    This made me aware of the alternate lives of older persons. There are New York messengers who have never had an alternate life. But there are people like Sergei, call him, who once sang and danced in glittering spaces, and are forever proud.Report

  6. bcg says:

    This is the fate of almost all underachievers – the mystery of what they could accomplish if they applied themselves is almost always greater than what they actually accomplish when they do. I think the takeaway from The Office is that once you do apply yourself, even though you didn’t do as well as you thought you would, you are still happier for it.Report

  7. Jaybone says:

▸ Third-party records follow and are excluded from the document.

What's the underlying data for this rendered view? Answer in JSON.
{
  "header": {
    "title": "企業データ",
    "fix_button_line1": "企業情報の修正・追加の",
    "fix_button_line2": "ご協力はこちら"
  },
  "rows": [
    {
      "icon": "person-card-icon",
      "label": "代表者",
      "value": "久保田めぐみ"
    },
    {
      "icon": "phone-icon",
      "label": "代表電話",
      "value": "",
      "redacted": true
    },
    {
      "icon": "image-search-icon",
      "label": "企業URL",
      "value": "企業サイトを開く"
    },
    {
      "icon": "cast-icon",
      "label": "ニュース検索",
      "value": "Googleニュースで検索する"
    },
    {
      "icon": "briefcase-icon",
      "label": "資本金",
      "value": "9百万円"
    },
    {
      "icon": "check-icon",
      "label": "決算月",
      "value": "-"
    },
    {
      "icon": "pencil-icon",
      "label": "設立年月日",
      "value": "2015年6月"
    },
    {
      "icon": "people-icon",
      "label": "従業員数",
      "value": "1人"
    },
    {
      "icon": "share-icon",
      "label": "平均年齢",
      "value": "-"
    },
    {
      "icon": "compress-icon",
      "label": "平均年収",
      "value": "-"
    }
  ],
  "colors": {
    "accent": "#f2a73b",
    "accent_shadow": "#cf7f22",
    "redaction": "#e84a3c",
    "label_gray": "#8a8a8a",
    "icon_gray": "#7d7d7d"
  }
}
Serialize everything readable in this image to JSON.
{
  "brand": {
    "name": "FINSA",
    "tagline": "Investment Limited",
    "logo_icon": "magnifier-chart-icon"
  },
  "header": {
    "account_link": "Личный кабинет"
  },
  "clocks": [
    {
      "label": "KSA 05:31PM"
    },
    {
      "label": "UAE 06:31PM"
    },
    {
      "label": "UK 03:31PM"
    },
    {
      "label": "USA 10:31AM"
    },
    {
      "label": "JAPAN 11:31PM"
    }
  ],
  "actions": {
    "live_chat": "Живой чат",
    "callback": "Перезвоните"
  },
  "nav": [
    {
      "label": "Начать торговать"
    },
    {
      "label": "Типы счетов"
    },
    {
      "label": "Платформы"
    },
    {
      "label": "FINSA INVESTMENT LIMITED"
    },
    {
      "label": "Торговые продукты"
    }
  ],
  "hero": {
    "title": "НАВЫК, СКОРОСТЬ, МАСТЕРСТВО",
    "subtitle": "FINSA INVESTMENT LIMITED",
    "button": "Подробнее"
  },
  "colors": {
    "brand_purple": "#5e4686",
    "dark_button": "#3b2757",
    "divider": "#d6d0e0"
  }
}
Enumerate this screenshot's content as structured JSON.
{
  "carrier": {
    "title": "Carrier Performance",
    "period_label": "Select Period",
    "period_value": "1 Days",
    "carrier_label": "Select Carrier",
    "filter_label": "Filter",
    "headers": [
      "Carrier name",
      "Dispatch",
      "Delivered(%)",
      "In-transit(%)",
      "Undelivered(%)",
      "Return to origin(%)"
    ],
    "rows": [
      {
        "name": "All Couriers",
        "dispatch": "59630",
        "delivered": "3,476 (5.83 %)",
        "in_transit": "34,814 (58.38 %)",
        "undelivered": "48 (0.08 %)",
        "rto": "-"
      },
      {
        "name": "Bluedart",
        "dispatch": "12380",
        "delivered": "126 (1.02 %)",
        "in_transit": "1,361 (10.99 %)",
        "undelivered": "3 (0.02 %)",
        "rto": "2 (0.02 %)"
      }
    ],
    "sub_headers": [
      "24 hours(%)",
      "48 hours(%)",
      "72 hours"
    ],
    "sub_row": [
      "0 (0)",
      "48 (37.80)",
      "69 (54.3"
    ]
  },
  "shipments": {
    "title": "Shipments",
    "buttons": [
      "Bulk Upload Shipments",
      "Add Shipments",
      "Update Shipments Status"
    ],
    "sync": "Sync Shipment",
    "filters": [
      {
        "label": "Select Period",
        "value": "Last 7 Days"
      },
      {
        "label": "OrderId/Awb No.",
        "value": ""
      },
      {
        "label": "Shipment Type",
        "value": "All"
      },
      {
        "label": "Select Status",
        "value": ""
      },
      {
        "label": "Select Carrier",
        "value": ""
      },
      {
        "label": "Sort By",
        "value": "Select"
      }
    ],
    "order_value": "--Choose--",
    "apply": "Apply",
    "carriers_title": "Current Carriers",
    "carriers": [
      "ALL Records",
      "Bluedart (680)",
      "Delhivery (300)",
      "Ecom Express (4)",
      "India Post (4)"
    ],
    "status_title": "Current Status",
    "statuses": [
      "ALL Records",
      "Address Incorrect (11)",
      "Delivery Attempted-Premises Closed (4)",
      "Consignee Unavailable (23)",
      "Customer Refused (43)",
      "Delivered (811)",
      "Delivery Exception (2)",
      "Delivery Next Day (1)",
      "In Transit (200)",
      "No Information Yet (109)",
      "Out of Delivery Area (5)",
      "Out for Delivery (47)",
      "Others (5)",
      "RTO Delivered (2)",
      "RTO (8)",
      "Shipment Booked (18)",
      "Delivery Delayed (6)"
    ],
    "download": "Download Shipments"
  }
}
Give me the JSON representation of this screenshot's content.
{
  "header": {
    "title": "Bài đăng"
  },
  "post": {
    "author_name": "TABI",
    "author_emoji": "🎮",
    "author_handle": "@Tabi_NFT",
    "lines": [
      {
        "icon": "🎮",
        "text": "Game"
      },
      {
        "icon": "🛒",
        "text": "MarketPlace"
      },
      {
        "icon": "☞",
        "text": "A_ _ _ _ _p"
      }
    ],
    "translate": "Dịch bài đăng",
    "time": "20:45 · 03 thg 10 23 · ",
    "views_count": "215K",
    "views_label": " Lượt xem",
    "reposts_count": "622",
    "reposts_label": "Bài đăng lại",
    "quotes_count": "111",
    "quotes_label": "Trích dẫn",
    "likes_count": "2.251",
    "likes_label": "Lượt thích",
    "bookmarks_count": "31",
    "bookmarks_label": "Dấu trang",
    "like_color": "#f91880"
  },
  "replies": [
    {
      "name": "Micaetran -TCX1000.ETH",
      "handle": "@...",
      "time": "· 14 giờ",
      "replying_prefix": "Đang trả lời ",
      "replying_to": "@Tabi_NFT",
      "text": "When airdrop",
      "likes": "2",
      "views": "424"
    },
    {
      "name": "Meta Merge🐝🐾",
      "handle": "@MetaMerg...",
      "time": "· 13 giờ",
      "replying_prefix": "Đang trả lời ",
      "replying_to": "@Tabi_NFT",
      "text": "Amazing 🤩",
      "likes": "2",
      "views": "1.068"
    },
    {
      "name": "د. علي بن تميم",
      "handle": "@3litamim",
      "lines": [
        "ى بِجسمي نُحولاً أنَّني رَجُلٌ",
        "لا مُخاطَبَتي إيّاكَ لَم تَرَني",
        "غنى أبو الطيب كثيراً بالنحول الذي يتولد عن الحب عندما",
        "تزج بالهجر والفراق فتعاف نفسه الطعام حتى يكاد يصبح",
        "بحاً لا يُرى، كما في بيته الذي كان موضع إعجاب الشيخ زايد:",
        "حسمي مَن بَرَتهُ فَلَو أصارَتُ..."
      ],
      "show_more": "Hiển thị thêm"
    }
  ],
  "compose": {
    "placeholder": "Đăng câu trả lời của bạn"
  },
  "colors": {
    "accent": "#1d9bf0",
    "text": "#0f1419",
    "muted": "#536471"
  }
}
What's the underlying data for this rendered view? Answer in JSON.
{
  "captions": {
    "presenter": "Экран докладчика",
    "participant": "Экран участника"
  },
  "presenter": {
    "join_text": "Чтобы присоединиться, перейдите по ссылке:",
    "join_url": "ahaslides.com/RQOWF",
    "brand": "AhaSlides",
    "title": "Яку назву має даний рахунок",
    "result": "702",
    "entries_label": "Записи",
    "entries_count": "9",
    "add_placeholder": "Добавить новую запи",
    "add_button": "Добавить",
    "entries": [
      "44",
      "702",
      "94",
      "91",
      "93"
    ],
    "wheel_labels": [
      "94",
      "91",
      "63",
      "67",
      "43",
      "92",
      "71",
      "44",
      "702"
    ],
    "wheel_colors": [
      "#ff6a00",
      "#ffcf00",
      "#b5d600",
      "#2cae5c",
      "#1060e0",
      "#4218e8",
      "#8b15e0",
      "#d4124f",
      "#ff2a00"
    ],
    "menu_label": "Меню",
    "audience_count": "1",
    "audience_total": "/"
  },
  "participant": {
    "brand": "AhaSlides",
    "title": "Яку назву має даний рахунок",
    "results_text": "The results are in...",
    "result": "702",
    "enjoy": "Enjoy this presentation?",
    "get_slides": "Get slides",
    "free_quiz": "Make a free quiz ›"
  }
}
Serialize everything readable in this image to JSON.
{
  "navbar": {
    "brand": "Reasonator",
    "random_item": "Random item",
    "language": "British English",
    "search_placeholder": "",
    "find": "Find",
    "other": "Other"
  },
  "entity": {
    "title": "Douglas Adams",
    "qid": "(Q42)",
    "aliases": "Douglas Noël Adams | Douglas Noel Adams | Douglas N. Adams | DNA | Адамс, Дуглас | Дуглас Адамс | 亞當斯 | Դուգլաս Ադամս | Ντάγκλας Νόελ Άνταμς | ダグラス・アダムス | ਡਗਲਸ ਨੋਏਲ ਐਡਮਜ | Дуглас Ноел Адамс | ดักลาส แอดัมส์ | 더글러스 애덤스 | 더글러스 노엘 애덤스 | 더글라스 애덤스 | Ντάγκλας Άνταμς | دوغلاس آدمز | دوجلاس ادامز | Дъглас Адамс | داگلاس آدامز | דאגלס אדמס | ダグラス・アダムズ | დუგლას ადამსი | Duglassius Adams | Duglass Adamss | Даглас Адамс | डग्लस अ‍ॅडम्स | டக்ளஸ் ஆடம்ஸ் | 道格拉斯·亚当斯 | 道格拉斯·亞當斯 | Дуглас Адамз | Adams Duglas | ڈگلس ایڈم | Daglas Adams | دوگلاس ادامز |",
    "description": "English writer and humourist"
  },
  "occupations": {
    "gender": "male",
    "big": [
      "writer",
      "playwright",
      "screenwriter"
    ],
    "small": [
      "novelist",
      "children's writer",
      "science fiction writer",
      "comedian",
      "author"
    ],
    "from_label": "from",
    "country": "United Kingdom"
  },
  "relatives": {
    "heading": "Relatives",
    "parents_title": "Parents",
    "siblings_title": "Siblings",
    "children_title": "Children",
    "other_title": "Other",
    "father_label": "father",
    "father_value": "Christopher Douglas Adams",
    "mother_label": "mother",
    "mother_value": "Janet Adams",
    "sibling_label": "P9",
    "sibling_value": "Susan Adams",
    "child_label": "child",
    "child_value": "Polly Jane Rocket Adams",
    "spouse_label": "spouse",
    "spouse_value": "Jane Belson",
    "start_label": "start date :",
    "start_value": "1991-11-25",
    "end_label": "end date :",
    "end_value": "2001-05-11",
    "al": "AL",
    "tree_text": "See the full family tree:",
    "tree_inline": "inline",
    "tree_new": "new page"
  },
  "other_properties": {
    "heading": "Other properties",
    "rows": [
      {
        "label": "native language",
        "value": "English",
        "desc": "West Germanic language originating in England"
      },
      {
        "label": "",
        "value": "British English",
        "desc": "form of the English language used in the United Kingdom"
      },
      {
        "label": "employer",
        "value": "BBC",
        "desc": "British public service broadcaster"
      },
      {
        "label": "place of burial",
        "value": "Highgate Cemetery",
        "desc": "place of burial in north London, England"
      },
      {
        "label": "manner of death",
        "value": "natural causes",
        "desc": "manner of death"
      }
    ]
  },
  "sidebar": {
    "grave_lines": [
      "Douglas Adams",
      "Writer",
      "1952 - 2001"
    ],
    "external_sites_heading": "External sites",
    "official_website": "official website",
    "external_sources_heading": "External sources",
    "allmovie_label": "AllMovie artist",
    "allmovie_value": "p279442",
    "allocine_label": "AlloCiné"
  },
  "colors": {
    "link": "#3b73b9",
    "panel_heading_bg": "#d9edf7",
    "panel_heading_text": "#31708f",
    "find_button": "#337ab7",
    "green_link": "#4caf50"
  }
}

    Well…it is just a TV show, after all, and only meant to reflect certain aspects of the reality of the workplace. But I do understand the points being made. Some years ago, I found myself in a job from which I could have probably escaped, but came to the conclusion that MOST jobs available to me at that time were going to be about the same. And much like one sees on “The Office”, my boss at the time was the poster boy for “The Peter Principle”. Though not nearly as entertaining, he was in fact MORE inept than Michael. I shamelessly used this fact to my advantage. I finally did quit that job in order to go back to school full-time. Thanks to the current economy, however, I since haven’t been able to find any worthwhile employment!Report